┌────────
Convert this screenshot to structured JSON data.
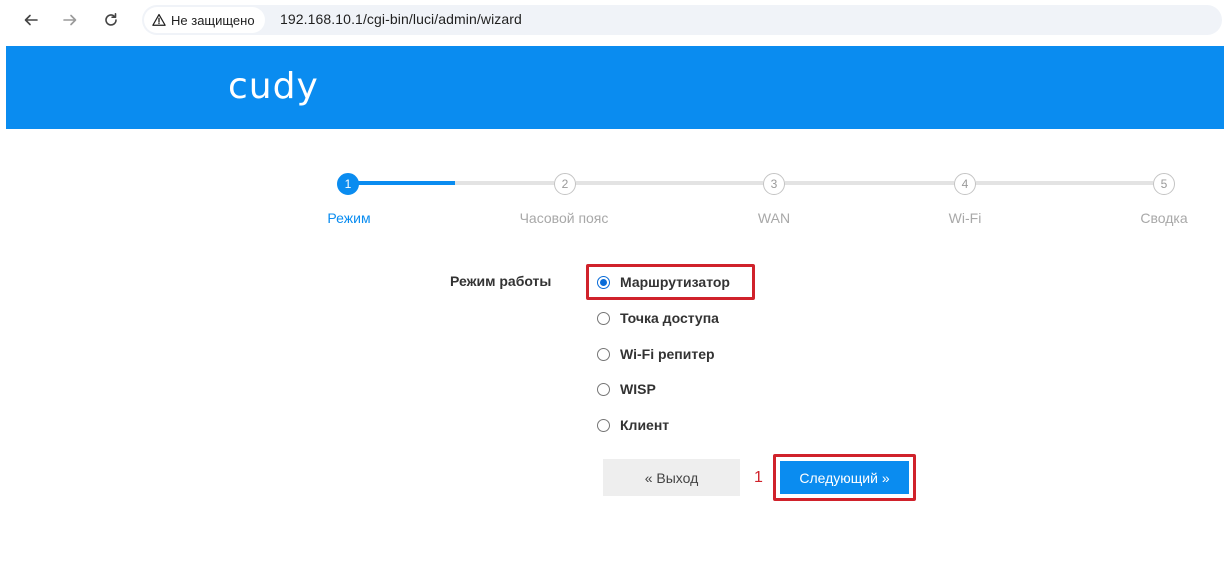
{
  "browser": {
    "back_icon": "arrow-left-icon",
    "forward_icon": "arrow-right-icon",
    "reload_icon": "reload-icon",
    "security_icon": "warning-triangle-icon",
    "security_text": "Не защищено",
    "url": "192.168.10.1/cgi-bin/luci/admin/wizard"
  },
  "header": {
    "logo": "cudy",
    "bg_color": "#0a8cf0"
  },
  "stepper": {
    "current_step": 1,
    "steps": [
      {
        "number": "1",
        "label": "Режим"
      },
      {
        "number": "2",
        "label": "Часовой пояс"
      },
      {
        "number": "3",
        "label": "WAN"
      },
      {
        "number": "4",
        "label": "Wi-Fi"
      },
      {
        "number": "5",
        "label": "Сводка"
      }
    ]
  },
  "form": {
    "mode_label": "Режим работы",
    "options": [
      {
        "label": "Маршрутизатор",
        "checked": true
      },
      {
        "label": "Точка доступа",
        "checked": false
      },
      {
        "label": "Wi-Fi репитер",
        "checked": false
      },
      {
        "label": "WISP",
        "checked": false
      },
      {
        "label": "Клиент",
        "checked": false
      }
    ]
  },
  "actions": {
    "exit_label": "« Выход",
    "next_label": "Следующий »",
    "annotation_number": "1",
    "highlight_color": "#d0222b"
  }
}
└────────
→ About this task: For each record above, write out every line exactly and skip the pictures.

→ Answer for this exercise:
Convert this screenshot to structured JSON data.
{
  "browser": {
    "back_icon": "arrow-left-icon",
    "forward_icon": "arrow-right-icon",
    "reload_icon": "reload-icon",
    "security_icon": "warning-triangle-icon",
    "security_text": "Не защищено",
    "url": "192.168.10.1/cgi-bin/luci/admin/wizard"
  },
  "header": {
    "logo": "cudy",
    "bg_color": "#0a8cf0"
  },
  "stepper": {
    "current_step": 1,
    "steps": [
      {
        "number": "1",
        "label": "Режим"
      },
      {
        "number": "2",
        "label": "Часовой пояс"
      },
      {
        "number": "3",
        "label": "WAN"
      },
      {
        "number": "4",
        "label": "Wi-Fi"
      },
      {
        "number": "5",
        "label": "Сводка"
      }
    ]
  },
  "form": {
    "mode_label": "Режим работы",
    "options": [
      {
        "label": "Маршрутизатор",
        "checked": true
      },
      {
        "label": "Точка доступа",
        "checked": false
      },
      {
        "label": "Wi-Fi репитер",
        "checked": false
      },
      {
        "label": "WISP",
        "checked": false
      },
      {
        "label": "Клиент",
        "checked": false
      }
    ]
  },
  "actions": {
    "exit_label": "« Выход",
    "next_label": "Следующий »",
    "annotation_number": "1",
    "highlight_color": "#d0222b"
  }
}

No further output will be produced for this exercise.